A gorgeous morning: I climb early and quickly. In my moment of standing in my arboreal perch, I think how different the sound of wind in the leaves is when you are up there among them. It is above and around and below you, the foaming of the leaves, and it is like being in the middle of an ocean of sound. The leaves all stream away from the meadow as the wind comes up the hillside and over the house and through the tree, straining at their twigs, snapping back against their branches. It is like surf rolling across the landscape.
At first I think, it is not really like surf because the leaves are not moving, the wind is just moving through them. But in the ocean the water doesn’t move with the wave either. Each particle of water just moves up and down as the force, the energy, drives onward; and as the shape, the form of the wave, transfers itself toward the shore. This is not the same as leaves snapping in waves as the air comes up the hill, but it is not as different as it might seem, either.
I stand and watch the foaming of the leaves. Listen to the foaming of the air.
The meadow at this point in the summer is full of bedstraw, a fine-stemmed plant with thousands of minute greenish-white flowers that seems to tumble like waves of lace across the meadow, over the top of grasses and other plants. The whole meadow is frothing with bedstraw, foaming without moving. Tangled bedstraw, the foam on the just-poured lager of the meadow (this is all wrong but I can’t help myself).
To foam. The word intrigues me and I look up its origins. It is an ancient root appearing in many languages and going back from English through German to the Indo-European root that gives rise also to the Sanskrit and the Latin words for ‘foam’ and ‘froth.’

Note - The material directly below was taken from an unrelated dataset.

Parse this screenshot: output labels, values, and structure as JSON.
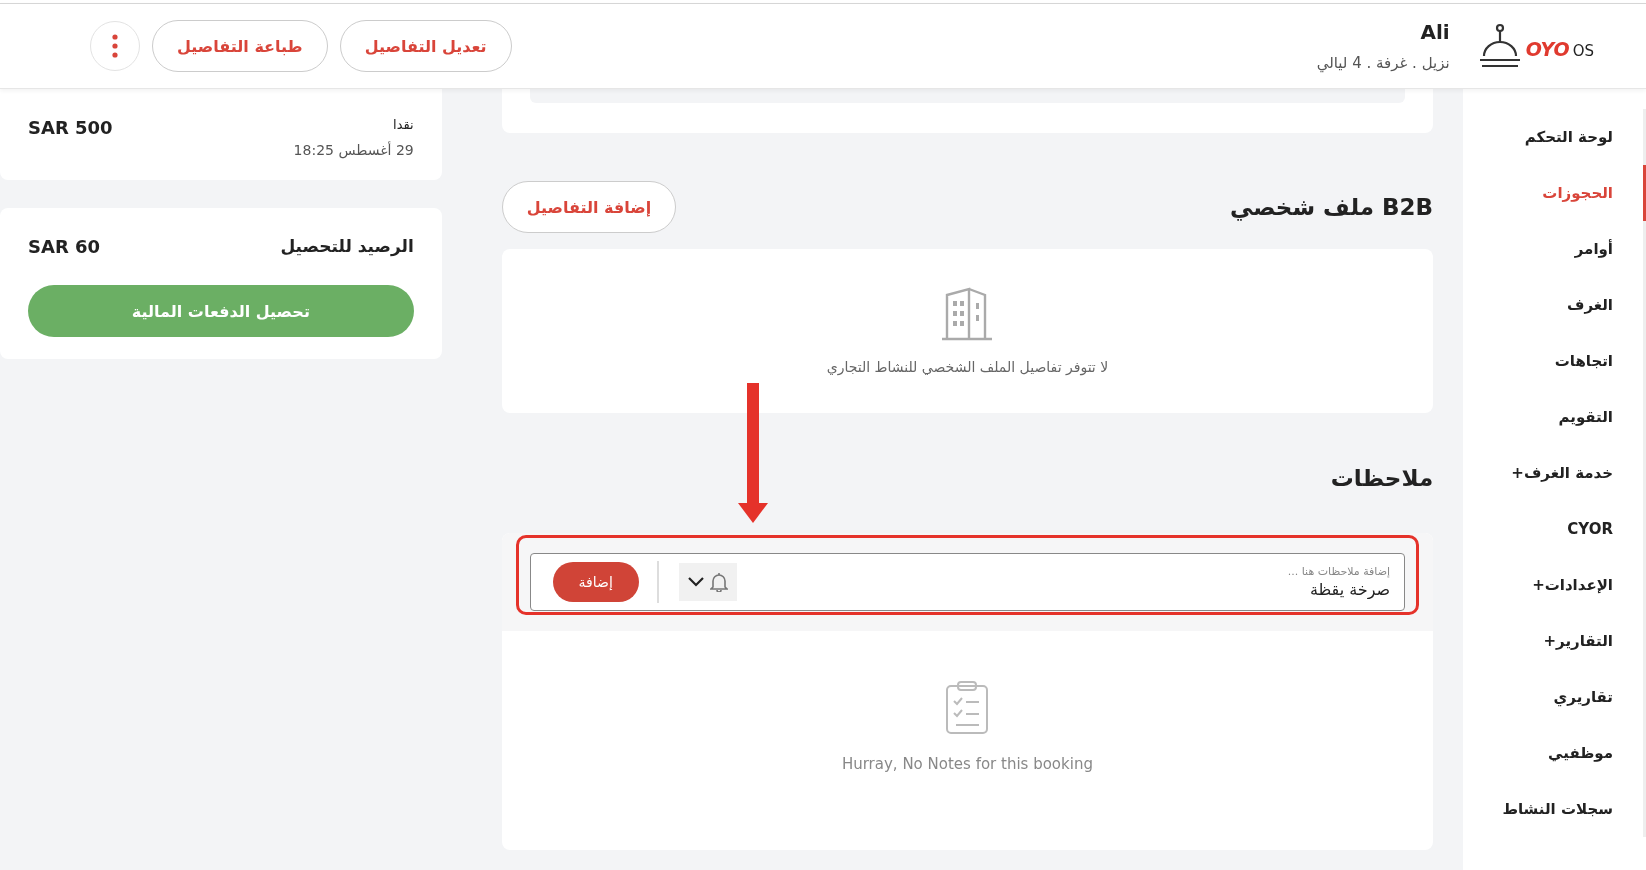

They are beautiful words, ‘foam’ and ‘froth’–oceanic and lacy and white–suggesting a particular kind of churning motion, and a thousand thousand parts: bubbles, rushing air molecules, tiny flowers, whipping leaves.